Emanuela De Musis (ARA Boston)
All the Iron Turn to Rust

Mingchuan (Mitchell) Hsu
Old Town Café

Mingchuan (Mitchell) Hsu
Prayer

Eric Johnson (ARA Boston)
The Springtime of Youth

Alexandrea Nicholas-Jennings
Winged King of the Avians

Steven’s strong and slightly beaked nose is one of his many endearing features – it also influenced my bird tessellation design which serves as a flat backdrop to the King. Gold leaf is peppered throughout the tessellation creating a visual play between flat shapes and rendered forms in this composition. Varying optical textures and the limited fall palette were influenced by the brisk autumn days of this painting’s conception.
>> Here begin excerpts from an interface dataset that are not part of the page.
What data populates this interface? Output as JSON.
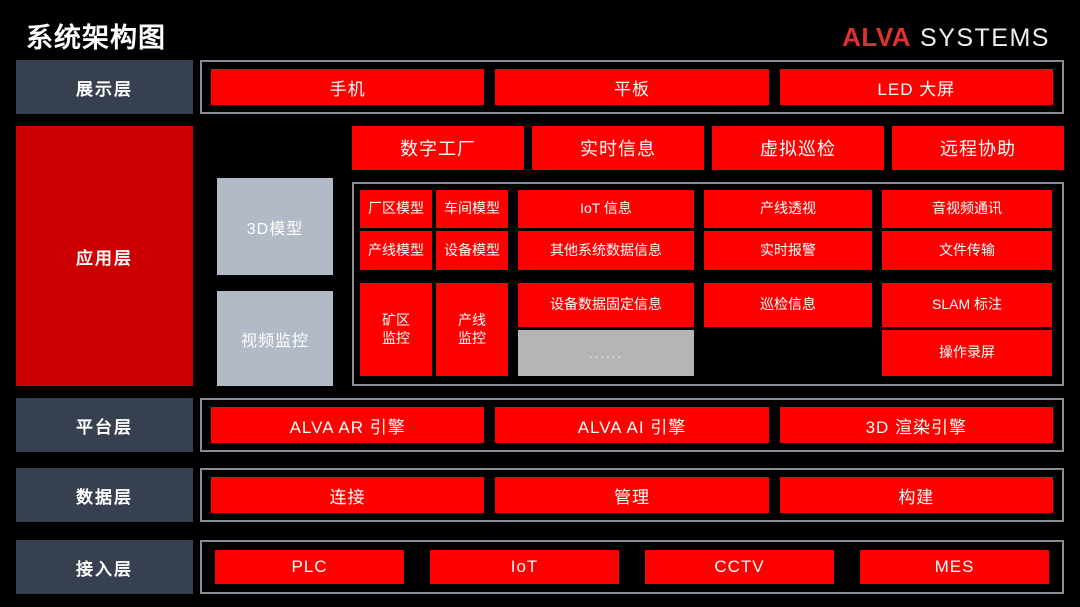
{
  "header": {
    "title": "系统架构图",
    "logo_mark": "ALVA",
    "logo_word": "SYSTEMS",
    "logo_mark_color": "#e03030",
    "logo_word_color": "#eceef0"
  },
  "colors": {
    "background": "#000000",
    "layer_label": "#36404f",
    "layer_label_accent": "#cc0000",
    "card": "#ff0000",
    "gray_box": "#b2b9c7",
    "placeholder": "#b5b5b5",
    "panel_border": "#868d96"
  },
  "layers": {
    "presentation": {
      "label": "展示层",
      "cards": [
        "手机",
        "平板",
        "LED 大屏"
      ]
    },
    "application": {
      "label": "应用层",
      "gray_boxes": [
        "3D模型",
        "视频监控"
      ],
      "top_cards": [
        "数字工厂",
        "实时信息",
        "虚拟巡检",
        "远程协助"
      ],
      "grid": {
        "model_column": [
          "厂区模型",
          "车间模型",
          "产线模型",
          "设备模型"
        ],
        "monitor_column": [
          "矿区\n监控",
          "产线\n监控"
        ],
        "info_column_top": [
          "IoT 信息",
          "其他系统数据信息"
        ],
        "info_column_bottom": [
          "设备数据固定信息"
        ],
        "info_placeholder": "......",
        "inspect_column_top": [
          "产线透视",
          "实时报警"
        ],
        "inspect_column_bottom": [
          "巡检信息"
        ],
        "remote_column_top": [
          "音视频通讯",
          "文件传输"
        ],
        "remote_column_bottom": [
          "SLAM 标注",
          "操作录屏"
        ]
      }
    },
    "platform": {
      "label": "平台层",
      "cards": [
        "ALVA AR 引擎",
        "ALVA AI 引擎",
        "3D 渲染引擎"
      ]
    },
    "data": {
      "label": "数据层",
      "cards": [
        "连接",
        "管理",
        "构建"
      ]
    },
    "access": {
      "label": "接入层",
      "cards": [
        "PLC",
        "IoT",
        "CCTV",
        "MES"
      ]
    }
  }
}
Durer’s “Knight, Death and Devil” influenced his stance representing both “physical and spiritual” strength.

Anita Van Zeumeren
God is Red

Colonialism has left a legacy of pain in Indigenous Peoples and in the Earth itself. With a grateful heart to Indigenous elders, my awe and wonder in this beautiful earth has grown. I grew up hearing words like subdue or dominion. These moccasins belong to a female traditional dancer. As she moves gracefully, her feet never completely leave the ground symbolizing her inherent connection to the Earth. It is an Indigenous understanding of the Earth that will save us.